      Once it because apparent these debt levels weren't sustainable policy makers response - as always - was to reduce interest rates and manipulate the yield curve with a view to the knock on effect on the sustainability of that private sector debt level. My understanding was that QE was a crucial part of this, without which peoples mortgage rates would be heading up. So while QE reduces interest income the narrative was that this was just the cost savers have to pay to prevent a large increase in mortgage costs.

      "Ah. Well I would agree that QE played some role in lowering interest rates, but the question is by what channel and how much?"

      Yes, I guess this is the key, what role does QE play in reducing private sector debt servicing costs, if any, and is this offset by how much it hits savers.

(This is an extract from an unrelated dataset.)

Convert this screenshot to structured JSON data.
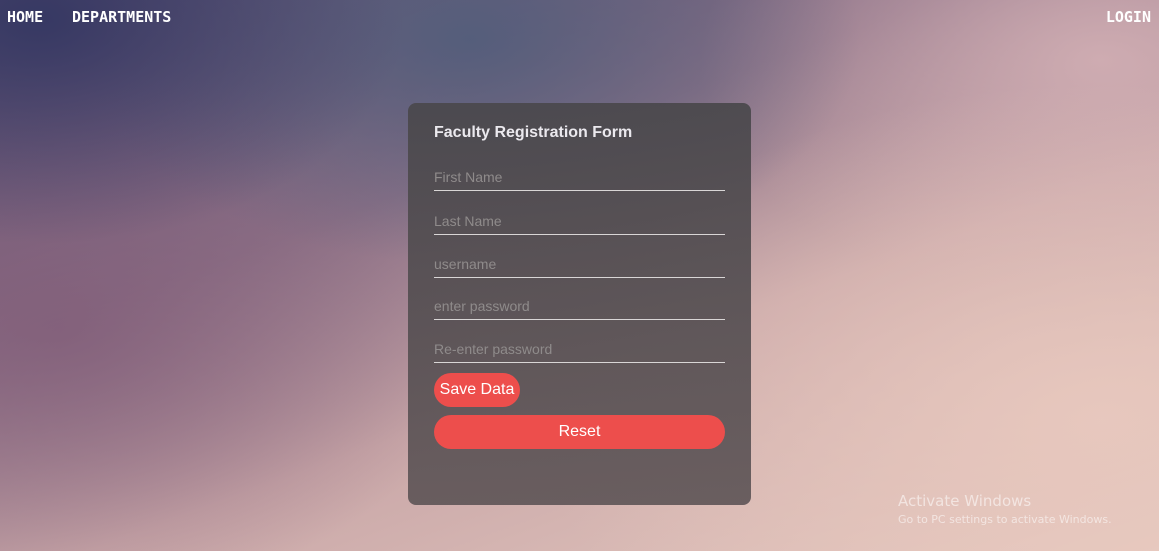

      Every time I get into a discussion of this stuff I realise how much I don't know!

    5. Just to add to my comment Scott Fullwiler has written a series of posts which will probably fill some of the gaps in my knowledge here

    6. Apologies for the delayed response but I was on vacation the past several days.

      You are certainly not alone in recognizing how nuanced monetary policy actually is and how many competing views there are of the same action. I haven't had the chance to read through Fullwiller's full series yet, but his papers and other work have had a significant influence on my current thinking.

      Getting back to your previous comment, there are seemingly three basic views of QE. Bernanke will likely argue that QE helps maintain low interest rates by reducing supply and thereby increases demand for housing and other financial assets, keeping prices higher than they otherwise would be. Sumner argues QE should influence inflation expectations and therefore, to the degree it is successful, actually raise mid-to-long term interest rates. Modern money proponents argue that QE keeps interest rates low by promoting a deflationary outcome (closer to Bernanke's views).

      Those are my best interpretations of the different camps. My view is that in the short-term, QE does raise people's expectations of inflation (including asset prices), which leads to higher interest rates and asset prices. After the initial effect, investors realize actual inflation and GDP growth and not picking up, which leads to declines in interest rates. These declines still spur asset prices since low interest rates should increase the PV of future cash flow (I'd argue the future cash flow is declining, but that aspect has gone unrecognized so far).

      To try and sum up this view is that QE helps reduce debt servicing by creating a more deflationary (disinflationary) environment beyond the short-run. I'd argue that the US could reduce those costs further by lowering the upper-end of the inflation target to 1%. I doubt that would actually create a positive boost to the economy.

    7. No problem, thanks for the perspective.

      As an aside "The case for concerted action" chimed in on the Fullwiler piece here